EXERCISE
Each line in the listing below that contains "vdcl" should be returned.
☆ ☆ ☆ ☆ ☆
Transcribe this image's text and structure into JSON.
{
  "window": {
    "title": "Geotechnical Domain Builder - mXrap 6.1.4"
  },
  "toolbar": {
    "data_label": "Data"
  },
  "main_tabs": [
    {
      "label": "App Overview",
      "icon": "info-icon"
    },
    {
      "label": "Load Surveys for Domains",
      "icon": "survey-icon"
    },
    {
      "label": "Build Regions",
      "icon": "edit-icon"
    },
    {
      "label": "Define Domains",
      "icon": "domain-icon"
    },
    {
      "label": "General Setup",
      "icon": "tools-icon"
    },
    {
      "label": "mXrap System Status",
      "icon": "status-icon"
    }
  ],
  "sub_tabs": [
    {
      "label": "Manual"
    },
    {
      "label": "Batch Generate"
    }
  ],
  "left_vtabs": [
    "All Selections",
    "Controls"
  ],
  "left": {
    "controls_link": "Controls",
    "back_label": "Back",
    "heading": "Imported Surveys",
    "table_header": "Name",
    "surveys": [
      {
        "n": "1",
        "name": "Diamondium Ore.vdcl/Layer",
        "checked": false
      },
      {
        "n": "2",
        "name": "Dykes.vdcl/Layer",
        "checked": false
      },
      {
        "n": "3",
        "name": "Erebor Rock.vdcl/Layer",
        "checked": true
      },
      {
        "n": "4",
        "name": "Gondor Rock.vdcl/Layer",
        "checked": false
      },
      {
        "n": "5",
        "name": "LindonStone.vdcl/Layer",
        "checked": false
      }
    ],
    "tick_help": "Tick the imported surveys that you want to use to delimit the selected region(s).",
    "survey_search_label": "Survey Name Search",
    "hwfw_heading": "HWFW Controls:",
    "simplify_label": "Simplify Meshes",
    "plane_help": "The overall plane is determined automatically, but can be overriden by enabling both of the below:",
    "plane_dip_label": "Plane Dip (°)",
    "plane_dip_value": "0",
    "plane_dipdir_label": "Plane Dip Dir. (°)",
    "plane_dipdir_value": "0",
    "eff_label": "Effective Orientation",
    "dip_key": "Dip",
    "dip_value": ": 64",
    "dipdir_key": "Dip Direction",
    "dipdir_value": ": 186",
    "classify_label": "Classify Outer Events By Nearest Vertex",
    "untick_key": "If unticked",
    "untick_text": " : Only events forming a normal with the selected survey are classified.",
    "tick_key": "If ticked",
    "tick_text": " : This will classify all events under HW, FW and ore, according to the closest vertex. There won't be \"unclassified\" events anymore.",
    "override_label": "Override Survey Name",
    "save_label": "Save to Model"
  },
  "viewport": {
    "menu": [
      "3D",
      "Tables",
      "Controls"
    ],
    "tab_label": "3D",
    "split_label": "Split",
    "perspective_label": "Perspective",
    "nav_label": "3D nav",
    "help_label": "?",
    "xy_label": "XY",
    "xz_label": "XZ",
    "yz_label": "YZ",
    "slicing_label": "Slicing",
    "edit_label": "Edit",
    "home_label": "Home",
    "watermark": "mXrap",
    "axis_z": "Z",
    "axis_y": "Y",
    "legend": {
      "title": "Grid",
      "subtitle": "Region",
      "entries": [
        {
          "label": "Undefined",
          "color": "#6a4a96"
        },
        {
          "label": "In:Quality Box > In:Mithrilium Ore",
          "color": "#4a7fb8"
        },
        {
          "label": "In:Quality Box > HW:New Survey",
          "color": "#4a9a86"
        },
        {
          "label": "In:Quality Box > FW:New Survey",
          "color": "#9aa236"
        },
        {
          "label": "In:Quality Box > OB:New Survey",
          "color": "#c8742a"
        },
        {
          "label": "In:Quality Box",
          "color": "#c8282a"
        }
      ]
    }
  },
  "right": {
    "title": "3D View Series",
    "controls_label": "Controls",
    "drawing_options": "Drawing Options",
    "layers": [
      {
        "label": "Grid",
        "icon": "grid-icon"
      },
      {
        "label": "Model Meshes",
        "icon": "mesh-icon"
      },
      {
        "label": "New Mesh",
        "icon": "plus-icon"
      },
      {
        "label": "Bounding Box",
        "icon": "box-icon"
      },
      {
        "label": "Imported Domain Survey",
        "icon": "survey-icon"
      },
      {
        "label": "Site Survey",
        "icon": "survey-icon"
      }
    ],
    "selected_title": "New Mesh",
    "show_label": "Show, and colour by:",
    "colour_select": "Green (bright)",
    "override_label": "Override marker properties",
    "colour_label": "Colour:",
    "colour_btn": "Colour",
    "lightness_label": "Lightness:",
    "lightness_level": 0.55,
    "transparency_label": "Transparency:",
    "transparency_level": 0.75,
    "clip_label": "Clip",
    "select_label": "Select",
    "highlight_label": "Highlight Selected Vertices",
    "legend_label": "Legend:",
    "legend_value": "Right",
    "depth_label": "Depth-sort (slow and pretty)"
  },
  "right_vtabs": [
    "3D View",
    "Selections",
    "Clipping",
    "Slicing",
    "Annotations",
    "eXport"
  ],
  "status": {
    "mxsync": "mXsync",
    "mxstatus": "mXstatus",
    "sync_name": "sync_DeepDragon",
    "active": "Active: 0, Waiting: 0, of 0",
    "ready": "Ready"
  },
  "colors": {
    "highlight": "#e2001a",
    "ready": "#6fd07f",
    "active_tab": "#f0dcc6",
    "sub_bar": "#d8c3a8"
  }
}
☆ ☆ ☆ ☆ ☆
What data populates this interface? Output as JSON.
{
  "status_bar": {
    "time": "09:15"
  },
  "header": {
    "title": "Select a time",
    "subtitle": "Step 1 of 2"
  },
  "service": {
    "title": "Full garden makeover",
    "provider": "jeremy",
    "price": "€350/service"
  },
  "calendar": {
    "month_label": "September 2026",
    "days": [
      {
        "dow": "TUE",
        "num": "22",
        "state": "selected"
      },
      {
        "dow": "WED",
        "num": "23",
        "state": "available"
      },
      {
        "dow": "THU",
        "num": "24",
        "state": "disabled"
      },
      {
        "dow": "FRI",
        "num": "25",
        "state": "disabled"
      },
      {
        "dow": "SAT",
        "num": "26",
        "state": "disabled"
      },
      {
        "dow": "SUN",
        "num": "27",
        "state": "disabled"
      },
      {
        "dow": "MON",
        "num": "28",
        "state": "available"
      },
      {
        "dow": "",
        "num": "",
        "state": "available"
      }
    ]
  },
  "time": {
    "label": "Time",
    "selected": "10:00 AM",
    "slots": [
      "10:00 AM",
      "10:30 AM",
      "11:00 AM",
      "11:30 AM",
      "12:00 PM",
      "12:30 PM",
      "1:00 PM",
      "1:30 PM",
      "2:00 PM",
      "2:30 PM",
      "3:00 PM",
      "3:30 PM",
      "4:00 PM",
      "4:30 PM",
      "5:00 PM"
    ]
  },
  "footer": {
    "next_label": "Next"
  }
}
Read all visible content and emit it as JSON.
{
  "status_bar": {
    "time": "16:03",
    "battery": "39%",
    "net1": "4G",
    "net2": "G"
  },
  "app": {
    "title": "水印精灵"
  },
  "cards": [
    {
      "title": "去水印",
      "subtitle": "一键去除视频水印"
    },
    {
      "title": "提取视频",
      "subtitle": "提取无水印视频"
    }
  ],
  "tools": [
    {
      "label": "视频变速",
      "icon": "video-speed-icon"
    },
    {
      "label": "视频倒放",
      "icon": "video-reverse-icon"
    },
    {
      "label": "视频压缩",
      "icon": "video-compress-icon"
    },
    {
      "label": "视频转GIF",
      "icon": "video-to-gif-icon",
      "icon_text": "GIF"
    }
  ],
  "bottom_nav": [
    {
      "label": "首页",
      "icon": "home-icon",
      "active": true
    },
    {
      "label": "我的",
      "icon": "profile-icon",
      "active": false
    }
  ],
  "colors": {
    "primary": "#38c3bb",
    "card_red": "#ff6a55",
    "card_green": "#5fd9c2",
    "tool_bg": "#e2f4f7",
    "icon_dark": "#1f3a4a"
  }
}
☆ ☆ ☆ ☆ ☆
TASK RESULT
        "name": "Diamondium Ore.vdcl/Layer",
        "name": "Dykes.vdcl/Layer",
        "name": "Erebor Rock.vdcl/Layer",
        "name": "Gondor Rock.vdcl/Layer",
        "name": "LindonStone.vdcl/Layer",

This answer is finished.